The first day of the Elite Conference in Mumbai, which opened on 4 September 2018, saw sustainability and recycling, taking up the entire morning and this theme carried on through out the two days. Even the afternoon technical presentations referenced the waste collection and recycling themes. Day 2 of the event started with insightful discussions on plastic recycling and technical presentations focused on leveraging innovations that can, in fact, reduce waste and make it easier to recycle flexible packaging.
Notable on the first day were presentations that addressed the circular economy, first by Vipul Shah, chief executive officer of Petrochemicals of Reliance Industries, and then two presentations by Hindustan Unilever.
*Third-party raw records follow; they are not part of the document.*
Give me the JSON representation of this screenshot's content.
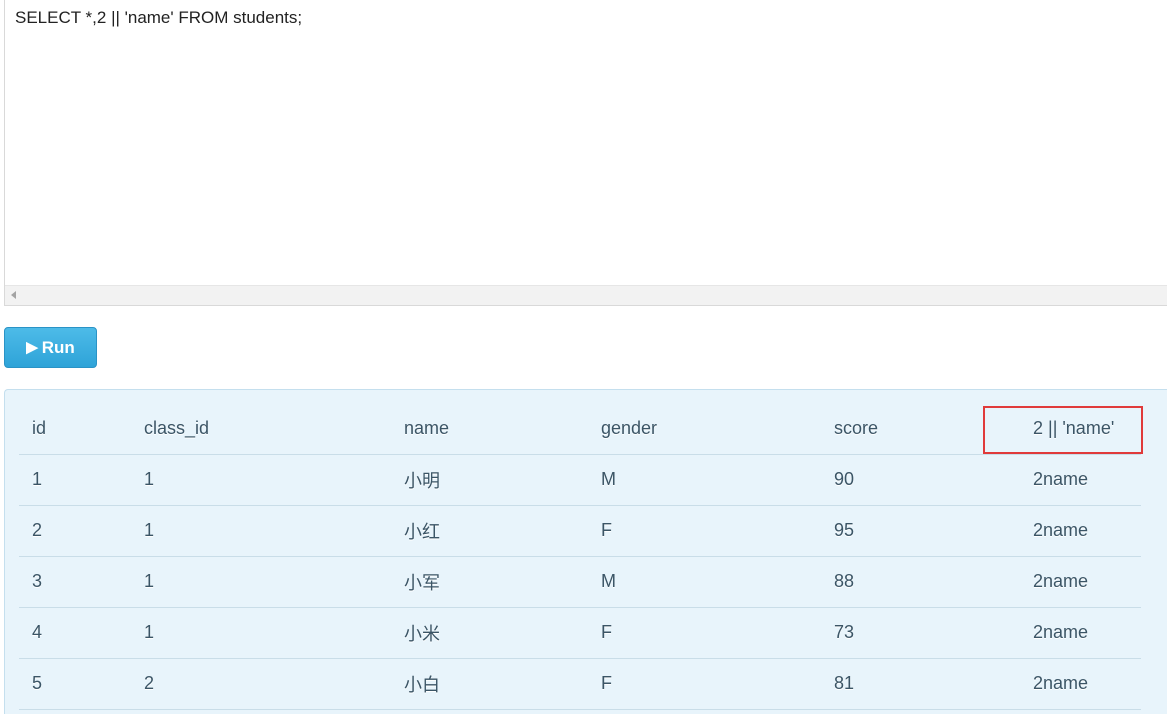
{
  "editor": {
    "query": "SELECT *,2 || 'name' FROM students;"
  },
  "run_button": {
    "label": "Run",
    "icon": "play-icon"
  },
  "result_table": {
    "columns": [
      "id",
      "class_id",
      "name",
      "gender",
      "score",
      "2 || 'name'"
    ],
    "rows": [
      [
        "1",
        "1",
        "小明",
        "M",
        "90",
        "2name"
      ],
      [
        "2",
        "1",
        "小红",
        "F",
        "95",
        "2name"
      ],
      [
        "3",
        "1",
        "小军",
        "M",
        "88",
        "2name"
      ],
      [
        "4",
        "1",
        "小米",
        "F",
        "73",
        "2name"
      ],
      [
        "5",
        "2",
        "小白",
        "F",
        "81",
        "2name"
      ]
    ]
  },
  "colors": {
    "run_button": "#2ea3d8",
    "result_background": "#e8f4fb",
    "highlight_box": "#e03a3a"
  }
}
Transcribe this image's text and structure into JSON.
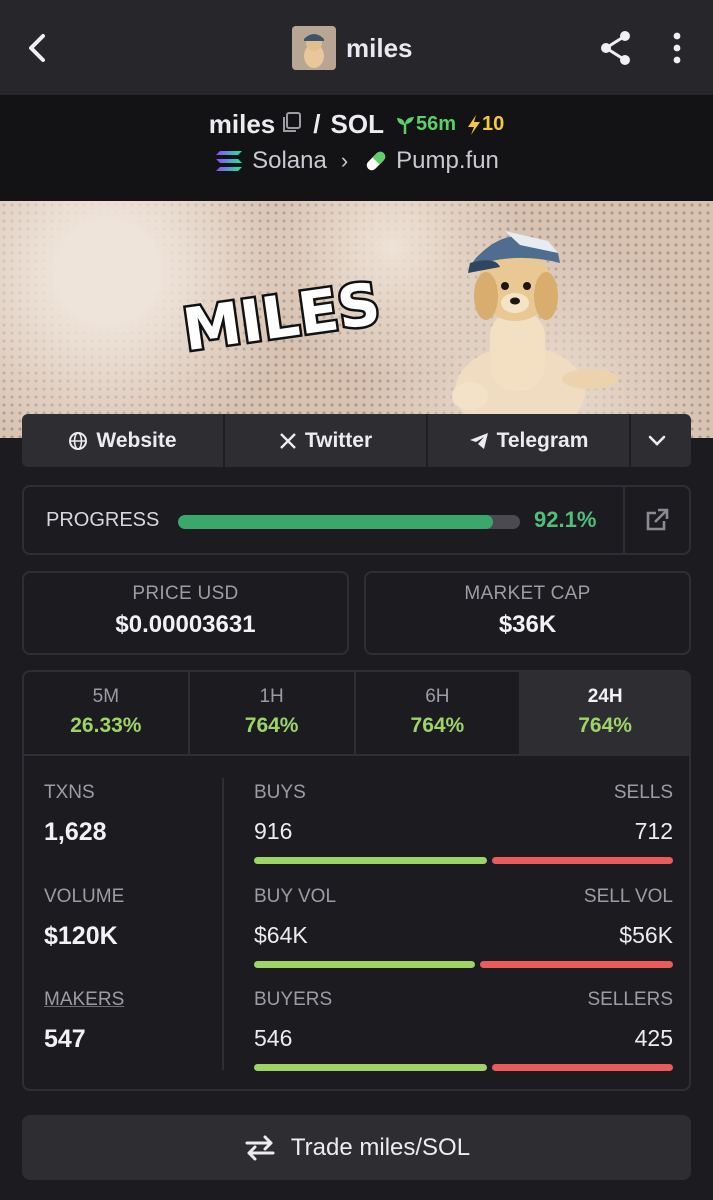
{
  "app": {
    "title": "miles"
  },
  "pair": {
    "base": "miles",
    "quote": "SOL",
    "separator": "/",
    "age": "56m",
    "boosts": "10",
    "chain": "Solana",
    "dex": "Pump.fun"
  },
  "socials": {
    "website_label": "Website",
    "twitter_label": "Twitter",
    "telegram_label": "Telegram"
  },
  "progress": {
    "label": "PROGRESS",
    "value_text": "92.1%",
    "fraction": 0.921
  },
  "stats": {
    "price_label": "PRICE USD",
    "price_value": "$0.00003631",
    "mcap_label": "MARKET CAP",
    "mcap_value": "$36K"
  },
  "timeframes": [
    {
      "label": "5M",
      "value": "26.33%"
    },
    {
      "label": "1H",
      "value": "764%"
    },
    {
      "label": "6H",
      "value": "764%"
    },
    {
      "label": "24H",
      "value": "764%",
      "active": true
    }
  ],
  "txns": {
    "txns_label": "TXNS",
    "txns_value": "1,628",
    "volume_label": "VOLUME",
    "volume_value": "$120K",
    "makers_label": "MAKERS",
    "makers_value": "547",
    "buys_label": "BUYS",
    "buys_value": "916",
    "sells_label": "SELLS",
    "sells_value": "712",
    "buy_vol_label": "BUY VOL",
    "buy_vol_value": "$64K",
    "sell_vol_label": "SELL VOL",
    "sell_vol_value": "$56K",
    "buyers_label": "BUYERS",
    "buyers_value": "546",
    "sellers_label": "SELLERS",
    "sellers_value": "425",
    "buy_ratio": 0.5627,
    "buy_vol_ratio": 0.5333,
    "buyer_ratio": 0.5623
  },
  "trade": {
    "label": "Trade miles/SOL"
  },
  "banner": {
    "logo_text": "MILES"
  },
  "colors": {
    "accent_green": "#9ed36a",
    "progress_green": "#3aa86a",
    "sell_red": "#ea5c5c",
    "age_green": "#5ccf6c",
    "boost_yellow": "#f5c842"
  }
}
In his keynote, ‘Plastics – A Problem or Opportunity’ by Sanjiv Mehta, the chief executive officer of the company was fairly comprehensive and implied not only that there is an opportunity in recovering and recycling plastics but that Hindustan Unilever wants to lead this challenging effort.
The presentation on ‘Circular Economy and Extended Producer Responsibility Demystified’ by Pradeeep Banerjee, executive director of Supply Chain, Hindustan Unilever detailed this important component (EPR) of the Plastic Waste Managment Rules 2016 and their revision in 2018. The presentation by the government, in the person of P Raghvendra Rao, the secretary in the Department of Chemicals and Petrochemicals of the Government of India, spoke of the PWM orders as a work in progress and one that looks to a collaborative approach with industry for implementation.
The panels on ‘Policy and Framework’ and ‘End of Life Applications’ were excellent, first of all for bringing all the stakeholders together on the same stage. These real world practical discussions require a more comprehensive report that we plan to write in the next few days. At this point, let me only say that Malti Gadgil in the End-of-Life panel, apart from affirming the role and contribution of waste collectors, spoke of the importance of lateral and upcycling as a desirable and necessary condition for achieving a meaningful circular economy.
This article has been corrected on 10 September 2018 by the author.